** Your assignment **
In full and unaltered, output the records below.

Top of Provided material

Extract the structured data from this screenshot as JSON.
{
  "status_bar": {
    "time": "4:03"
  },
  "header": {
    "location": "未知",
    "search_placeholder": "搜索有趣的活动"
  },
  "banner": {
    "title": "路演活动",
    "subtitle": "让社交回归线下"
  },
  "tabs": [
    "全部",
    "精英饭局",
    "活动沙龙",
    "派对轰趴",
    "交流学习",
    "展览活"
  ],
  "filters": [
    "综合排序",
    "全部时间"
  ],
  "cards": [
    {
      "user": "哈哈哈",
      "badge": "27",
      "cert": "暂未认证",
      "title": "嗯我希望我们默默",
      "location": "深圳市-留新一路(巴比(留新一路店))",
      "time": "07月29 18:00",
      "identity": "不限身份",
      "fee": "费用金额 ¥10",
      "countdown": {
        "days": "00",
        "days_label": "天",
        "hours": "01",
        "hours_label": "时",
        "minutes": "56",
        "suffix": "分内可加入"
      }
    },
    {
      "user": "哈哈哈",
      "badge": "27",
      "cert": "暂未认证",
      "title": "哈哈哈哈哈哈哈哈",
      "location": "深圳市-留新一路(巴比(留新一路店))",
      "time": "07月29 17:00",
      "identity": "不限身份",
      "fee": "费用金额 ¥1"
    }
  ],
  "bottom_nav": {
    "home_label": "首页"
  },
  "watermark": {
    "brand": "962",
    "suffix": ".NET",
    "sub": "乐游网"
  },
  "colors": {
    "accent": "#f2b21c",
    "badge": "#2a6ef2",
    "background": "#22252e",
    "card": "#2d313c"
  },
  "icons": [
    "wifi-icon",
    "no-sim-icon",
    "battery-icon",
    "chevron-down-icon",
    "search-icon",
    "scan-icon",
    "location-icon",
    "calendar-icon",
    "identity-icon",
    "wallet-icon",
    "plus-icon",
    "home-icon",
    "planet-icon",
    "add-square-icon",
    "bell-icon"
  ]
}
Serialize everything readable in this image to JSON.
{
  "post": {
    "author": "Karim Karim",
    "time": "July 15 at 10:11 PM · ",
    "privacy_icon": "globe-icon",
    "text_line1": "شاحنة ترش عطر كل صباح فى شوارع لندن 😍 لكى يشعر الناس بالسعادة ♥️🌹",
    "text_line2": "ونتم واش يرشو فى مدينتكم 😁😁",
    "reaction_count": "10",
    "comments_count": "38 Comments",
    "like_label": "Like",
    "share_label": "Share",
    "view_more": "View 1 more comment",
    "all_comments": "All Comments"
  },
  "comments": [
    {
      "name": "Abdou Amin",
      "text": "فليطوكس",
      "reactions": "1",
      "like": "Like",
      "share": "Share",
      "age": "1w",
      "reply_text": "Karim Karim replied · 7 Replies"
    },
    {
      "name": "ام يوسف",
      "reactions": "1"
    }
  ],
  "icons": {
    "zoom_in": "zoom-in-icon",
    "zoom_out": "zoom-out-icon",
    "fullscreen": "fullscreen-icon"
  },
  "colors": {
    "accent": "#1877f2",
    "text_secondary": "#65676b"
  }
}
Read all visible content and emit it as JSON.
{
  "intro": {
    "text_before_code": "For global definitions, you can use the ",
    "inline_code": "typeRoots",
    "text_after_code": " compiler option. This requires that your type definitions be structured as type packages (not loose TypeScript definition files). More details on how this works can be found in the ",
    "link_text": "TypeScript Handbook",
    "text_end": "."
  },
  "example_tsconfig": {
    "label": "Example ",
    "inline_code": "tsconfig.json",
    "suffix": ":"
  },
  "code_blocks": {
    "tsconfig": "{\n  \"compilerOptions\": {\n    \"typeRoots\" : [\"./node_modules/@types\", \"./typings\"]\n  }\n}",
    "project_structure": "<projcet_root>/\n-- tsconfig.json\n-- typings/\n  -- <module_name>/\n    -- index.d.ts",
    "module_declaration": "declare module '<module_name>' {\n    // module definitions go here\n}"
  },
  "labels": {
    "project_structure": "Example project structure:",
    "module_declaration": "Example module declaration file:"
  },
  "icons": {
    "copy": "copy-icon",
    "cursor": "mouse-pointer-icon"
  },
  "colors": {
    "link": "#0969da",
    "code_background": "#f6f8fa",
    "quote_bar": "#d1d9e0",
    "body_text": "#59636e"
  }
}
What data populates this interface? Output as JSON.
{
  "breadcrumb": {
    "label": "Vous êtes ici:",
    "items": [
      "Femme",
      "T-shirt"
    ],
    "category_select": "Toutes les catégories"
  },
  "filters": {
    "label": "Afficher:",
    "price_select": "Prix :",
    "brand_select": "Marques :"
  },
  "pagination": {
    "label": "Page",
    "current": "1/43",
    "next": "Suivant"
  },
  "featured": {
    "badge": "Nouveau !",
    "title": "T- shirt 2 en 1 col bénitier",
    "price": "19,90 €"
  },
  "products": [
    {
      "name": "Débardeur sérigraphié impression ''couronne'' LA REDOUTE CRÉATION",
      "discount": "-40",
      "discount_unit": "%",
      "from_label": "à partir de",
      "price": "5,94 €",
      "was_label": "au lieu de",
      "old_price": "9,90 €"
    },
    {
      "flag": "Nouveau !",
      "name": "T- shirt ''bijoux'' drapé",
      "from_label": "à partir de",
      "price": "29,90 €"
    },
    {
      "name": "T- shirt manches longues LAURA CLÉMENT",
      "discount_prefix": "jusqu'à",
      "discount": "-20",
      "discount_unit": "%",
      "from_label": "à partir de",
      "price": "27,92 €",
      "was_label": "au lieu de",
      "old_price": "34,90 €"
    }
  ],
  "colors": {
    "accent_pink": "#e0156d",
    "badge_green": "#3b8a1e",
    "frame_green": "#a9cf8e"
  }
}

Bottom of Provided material

** Reply to the task **
Extract the structured data from this screenshot as JSON.
{
  "status_bar": {
    "time": "4:03"
  },
  "header": {
    "location": "未知",
    "search_placeholder": "搜索有趣的活动"
  },
  "banner": {
    "title": "路演活动",
    "subtitle": "让社交回归线下"
  },
  "tabs": [
    "全部",
    "精英饭局",
    "活动沙龙",
    "派对轰趴",
    "交流学习",
    "展览活"
  ],
  "filters": [
    "综合排序",
    "全部时间"
  ],
  "cards": [
    {
      "user": "哈哈哈",
      "badge": "27",
      "cert": "暂未认证",
      "title": "嗯我希望我们默默",
      "location": "深圳市-留新一路(巴比(留新一路店))",
      "time": "07月29 18:00",
      "identity": "不限身份",
      "fee": "费用金额 ¥10",
      "countdown": {
        "days": "00",
        "days_label": "天",
        "hours": "01",
        "hours_label": "时",
        "minutes": "56",
        "suffix": "分内可加入"
      }
    },
    {
      "user": "哈哈哈",
      "badge": "27",
      "cert": "暂未认证",
      "title": "哈哈哈哈哈哈哈哈",
      "location": "深圳市-留新一路(巴比(留新一路店))",
      "time": "07月29 17:00",
      "identity": "不限身份",
      "fee": "费用金额 ¥1"
    }
  ],
  "bottom_nav": {
    "home_label": "首页"
  },
  "watermark": {
    "brand": "962",
    "suffix": ".NET",
    "sub": "乐游网"
  },
  "colors": {
    "accent": "#f2b21c",
    "badge": "#2a6ef2",
    "background": "#22252e",
    "card": "#2d313c"
  },
  "icons": [
    "wifi-icon",
    "no-sim-icon",
    "battery-icon",
    "chevron-down-icon",
    "search-icon",
    "scan-icon",
    "location-icon",
    "calendar-icon",
    "identity-icon",
    "wallet-icon",
    "plus-icon",
    "home-icon",
    "planet-icon",
    "add-square-icon",
    "bell-icon"
  ]
}
Serialize everything readable in this image to JSON.
{
  "post": {
    "author": "Karim Karim",
    "time": "July 15 at 10:11 PM · ",
    "privacy_icon": "globe-icon",
    "text_line1": "شاحنة ترش عطر كل صباح فى شوارع لندن 😍 لكى يشعر الناس بالسعادة ♥️🌹",
    "text_line2": "ونتم واش يرشو فى مدينتكم 😁😁",
    "reaction_count": "10",
    "comments_count": "38 Comments",
    "like_label": "Like",
    "share_label": "Share",
    "view_more": "View 1 more comment",
    "all_comments": "All Comments"
  },
  "comments": [
    {
      "name": "Abdou Amin",
      "text": "فليطوكس",
      "reactions": "1",
      "like": "Like",
      "share": "Share",
      "age": "1w",
      "reply_text": "Karim Karim replied · 7 Replies"
    },
    {
      "name": "ام يوسف",
      "reactions": "1"
    }
  ],
  "icons": {
    "zoom_in": "zoom-in-icon",
    "zoom_out": "zoom-out-icon",
    "fullscreen": "fullscreen-icon"
  },
  "colors": {
    "accent": "#1877f2",
    "text_secondary": "#65676b"
  }
}
Read all visible content and emit it as JSON.
{
  "intro": {
    "text_before_code": "For global definitions, you can use the ",
    "inline_code": "typeRoots",
    "text_after_code": " compiler option. This requires that your type definitions be structured as type packages (not loose TypeScript definition files). More details on how this works can be found in the ",
    "link_text": "TypeScript Handbook",
    "text_end": "."
  },
  "example_tsconfig": {
    "label": "Example ",
    "inline_code": "tsconfig.json",
    "suffix": ":"
  },
  "code_blocks": {
    "tsconfig": "{\n  \"compilerOptions\": {\n    \"typeRoots\" : [\"./node_modules/@types\", \"./typings\"]\n  }\n}",
    "project_structure": "<projcet_root>/\n-- tsconfig.json\n-- typings/\n  -- <module_name>/\n    -- index.d.ts",
    "module_declaration": "declare module '<module_name>' {\n    // module definitions go here\n}"
  },
  "labels": {
    "project_structure": "Example project structure:",
    "module_declaration": "Example module declaration file:"
  },
  "icons": {
    "copy": "copy-icon",
    "cursor": "mouse-pointer-icon"
  },
  "colors": {
    "link": "#0969da",
    "code_background": "#f6f8fa",
    "quote_bar": "#d1d9e0",
    "body_text": "#59636e"
  }
}
What data populates this interface? Output as JSON.
{
  "breadcrumb": {
    "label": "Vous êtes ici:",
    "items": [
      "Femme",
      "T-shirt"
    ],
    "category_select": "Toutes les catégories"
  },
  "filters": {
    "label": "Afficher:",
    "price_select": "Prix :",
    "brand_select": "Marques :"
  },
  "pagination": {
    "label": "Page",
    "current": "1/43",
    "next": "Suivant"
  },
  "featured": {
    "badge": "Nouveau !",
    "title": "T- shirt 2 en 1 col bénitier",
    "price": "19,90 €"
  },
  "products": [
    {
      "name": "Débardeur sérigraphié impression ''couronne'' LA REDOUTE CRÉATION",
      "discount": "-40",
      "discount_unit": "%",
      "from_label": "à partir de",
      "price": "5,94 €",
      "was_label": "au lieu de",
      "old_price": "9,90 €"
    },
    {
      "flag": "Nouveau !",
      "name": "T- shirt ''bijoux'' drapé",
      "from_label": "à partir de",
      "price": "29,90 €"
    },
    {
      "name": "T- shirt manches longues LAURA CLÉMENT",
      "discount_prefix": "jusqu'à",
      "discount": "-20",
      "discount_unit": "%",
      "from_label": "à partir de",
      "price": "27,92 €",
      "was_label": "au lieu de",
      "old_price": "34,90 €"
    }
  ],
  "colors": {
    "accent_pink": "#e0156d",
    "badge_green": "#3b8a1e",
    "frame_green": "#a9cf8e"
  }
}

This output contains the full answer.